Explaining the equity angle, she says, “However, these investments do not offer after-tax inflation-hedged returns, which is why the equity allocation is required for retirees. If you spend money for equity in the early years of retirement through fair trade mutual funds and keep invested for more than 10 years, the collected corpus can be used for later years of your retirement. Fair money funds in the mix of hybrid funds, smart indices and flexicap can just be sure that you are not taking undue risk from the equity aspect. Real gold and silver are probably not suitable for post-retirement contemporary investments, as they are illiquid and require significant upfront funding. If you are already invested in it, you can continue, provided that you derive joint income from it, because the main allocation of the portfolio should not be concentrated only on these 2 asset prices.
Shalab Gupta Bibhab, Founding Father of Bibhab Capital, says, “MFs provide a new proposition of the type of hybrid, balanced or ESF class plans that suit them perfectly. This fits the wealth creation bill and the SWPs in them are for the use of the missing common revenue. All of this comes at low volatility only. 70-80% of the corpus should hunt this class. 10-15% in progress-based equity programs for that extra kick and remaining in debt funds to meet any untoward expenses. Real estate loses to mutual funds in terms of liquidity and uncertainty, while gold and FDs have by no means committed choices in terms of after-tax returns. If that seems too overwhelming, it is suggested that you hire a qualified planner. »
- You’ve probably never dabbled in stocks before, SIPs in fair-trade mutual funds backed by huge capitalization stocks can be an effective way to get a head start.

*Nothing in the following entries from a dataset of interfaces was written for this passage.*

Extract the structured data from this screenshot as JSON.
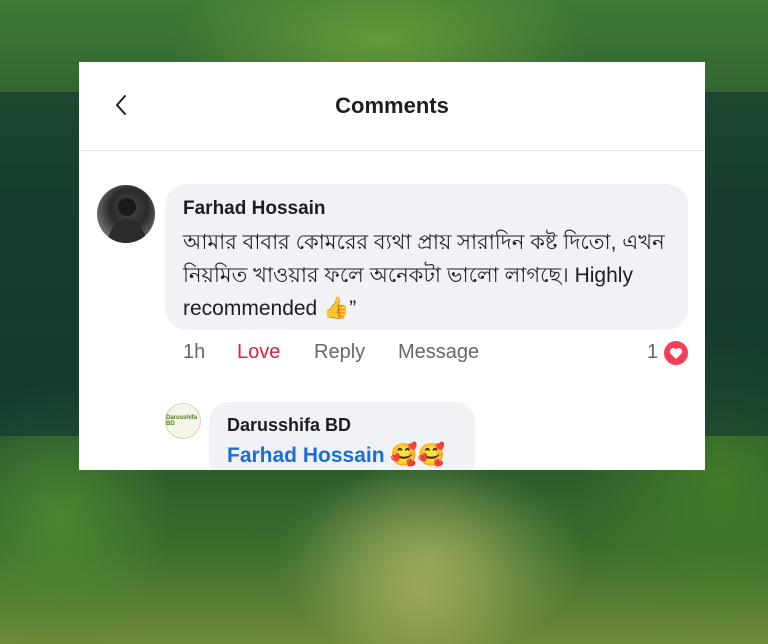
{
  "header": {
    "title": "Comments"
  },
  "comment": {
    "author": "Farhad Hossain",
    "text": "আমার বাবার কোমরের ব্যথা প্রায় সারাদিন কষ্ট দিতো, এখন নিয়মিত খাওয়ার ফলে অনেকটা ভালো লাগছে। Highly recommended 👍”",
    "time": "1h",
    "love_label": "Love",
    "reply_label": "Reply",
    "message_label": "Message",
    "reaction_count": "1"
  },
  "reply": {
    "author": "Darusshifa BD",
    "mention": "Farhad Hossain",
    "emojis": "🥰🥰",
    "avatar_text": "Darusshifa BD"
  },
  "colors": {
    "love": "#e41e3f",
    "mention": "#1a6ed8",
    "heart": "#f33e58"
  }
}
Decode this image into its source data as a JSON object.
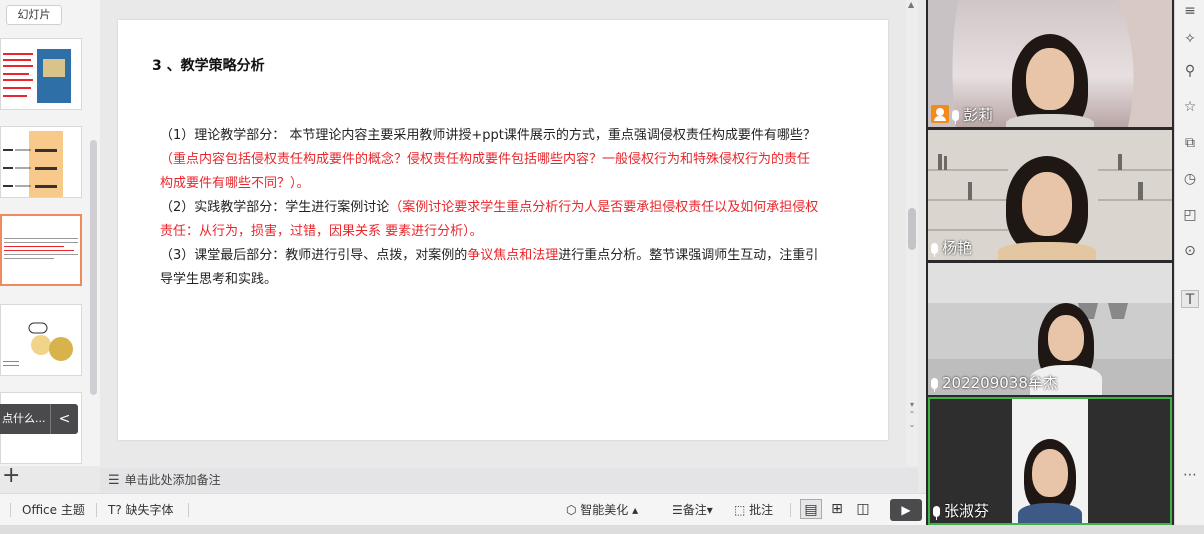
{
  "thumbnails": {
    "tab_label": "幻灯片",
    "tip_text": "点什么...",
    "tip_arrow": "<",
    "add_slide": "+"
  },
  "slide": {
    "title": "3 、教学策略分析",
    "p1_intro": "（1）理论教学部分： 本节理论内容主要采用教师讲授+ppt课件展示的方式，重点强调侵权责任构成要件有哪些？",
    "p1_red": "（重点内容包括侵权责任构成要件的概念？侵权责任构成要件包括哪些内容？一般侵权行为和特殊侵权行为的责任构成要件有哪些不同？）。",
    "p2_intro": "（2）实践教学部分：学生进行案例讨论",
    "p2_red": "（案例讨论要求学生重点分析行为人是否要承担侵权责任以及如何承担侵权责任：从行为，损害，过错，因果关系 要素进行分析）。",
    "p3_a": "（3）课堂最后部分：教师进行引导、点拨，对案例的",
    "p3_red": "争议焦点和法理",
    "p3_b": "进行重点分析。整节课强调师生互动，注重引导学生思考和实践。"
  },
  "notes": {
    "placeholder": "单击此处添加备注"
  },
  "statusbar": {
    "theme": "Office 主题",
    "missing_font": "缺失字体",
    "beautify": "智能美化",
    "notes": "备注",
    "comment": "批注"
  },
  "participants": [
    {
      "name": "彭莉",
      "host": true
    },
    {
      "name": "杨艳",
      "host": false
    },
    {
      "name": "202209038牟杰",
      "host": false
    },
    {
      "name": "张淑芬",
      "host": false
    }
  ],
  "colors": {
    "accent_red": "#e8262b",
    "host_orange": "#f28b1b",
    "thumb_active": "#f08a5d"
  }
}
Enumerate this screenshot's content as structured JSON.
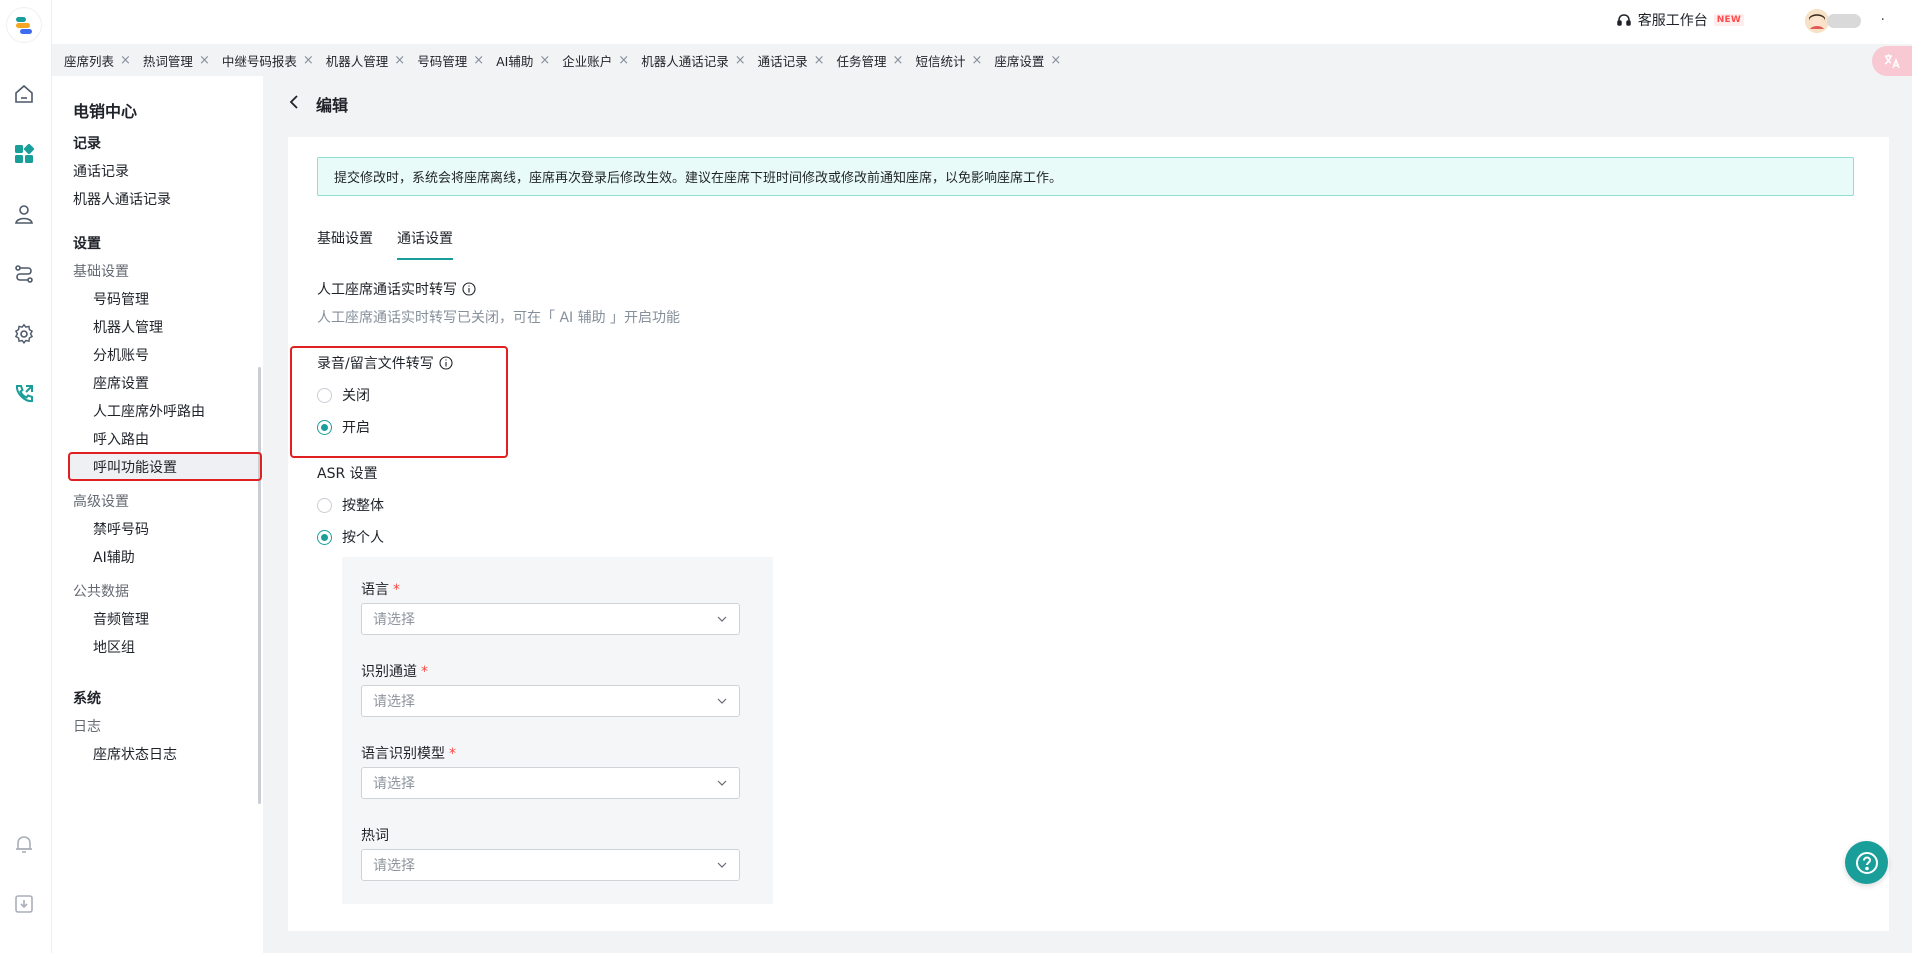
{
  "rail": {
    "icons": [
      "home-icon",
      "apps-icon",
      "customer-icon",
      "routing-icon",
      "settings-icon",
      "phone-icon",
      "bell-icon",
      "download-icon"
    ]
  },
  "topbar": {
    "workbench_label": "客服工作台",
    "new_badge": "NEW",
    "more": "·"
  },
  "tabs": [
    {
      "label": "座席列表"
    },
    {
      "label": "热词管理"
    },
    {
      "label": "中继号码报表"
    },
    {
      "label": "机器人管理"
    },
    {
      "label": "号码管理"
    },
    {
      "label": "AI辅助"
    },
    {
      "label": "企业账户"
    },
    {
      "label": "机器人通话记录"
    },
    {
      "label": "通话记录"
    },
    {
      "label": "任务管理"
    },
    {
      "label": "短信统计"
    },
    {
      "label": "座席设置"
    }
  ],
  "sidebar": {
    "title": "电销中心",
    "group_records": "记录",
    "records_items": [
      "通话记录",
      "机器人通话记录"
    ],
    "group_settings": "设置",
    "sub_basic": "基础设置",
    "basic_items": [
      "号码管理",
      "机器人管理",
      "分机账号",
      "座席设置",
      "人工座席外呼路由",
      "呼入路由",
      "呼叫功能设置"
    ],
    "sub_advanced": "高级设置",
    "advanced_items": [
      "禁呼号码",
      "AI辅助"
    ],
    "sub_public": "公共数据",
    "public_items": [
      "音频管理",
      "地区组"
    ],
    "group_system": "系统",
    "sub_logs": "日志",
    "logs_items": [
      "座席状态日志"
    ],
    "active_item": "座席设置"
  },
  "content": {
    "back_title": "编辑",
    "notice": "提交修改时，系统会将座席离线，座席再次登录后修改生效。建议在座席下班时间修改或修改前通知座席，以免影响座席工作。",
    "tabs": [
      "基础设置",
      "通话设置"
    ],
    "active_tab": "通话设置",
    "realtime_label": "人工座席通话实时转写",
    "realtime_hint": "人工座席通话实时转写已关闭，可在「 AI 辅助 」开启功能",
    "file_transcribe_label": "录音/留言文件转写",
    "file_transcribe_options": [
      "关闭",
      "开启"
    ],
    "file_transcribe_selected": "开启",
    "asr_label": "ASR 设置",
    "asr_options": [
      "按整体",
      "按个人"
    ],
    "asr_selected": "按个人",
    "fields": [
      {
        "label": "语言",
        "required": true,
        "placeholder": "请选择"
      },
      {
        "label": "识别通道",
        "required": true,
        "placeholder": "请选择"
      },
      {
        "label": "语言识别模型",
        "required": true,
        "placeholder": "请选择"
      },
      {
        "label": "热词",
        "required": false,
        "placeholder": "请选择"
      }
    ],
    "required_mark": "*"
  },
  "colors": {
    "accent": "#1a9e9a",
    "highlight": "#e02020",
    "notice_bg": "#e9fbf8"
  }
}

- Don’t liquidate any current investment in a jiffy if you’re looking to peek into the waters with investments in new asset courses.
This text is part of the HT Friday Finance sequence released in affiliation with Aditya Birla Solar Life Mutual Fund.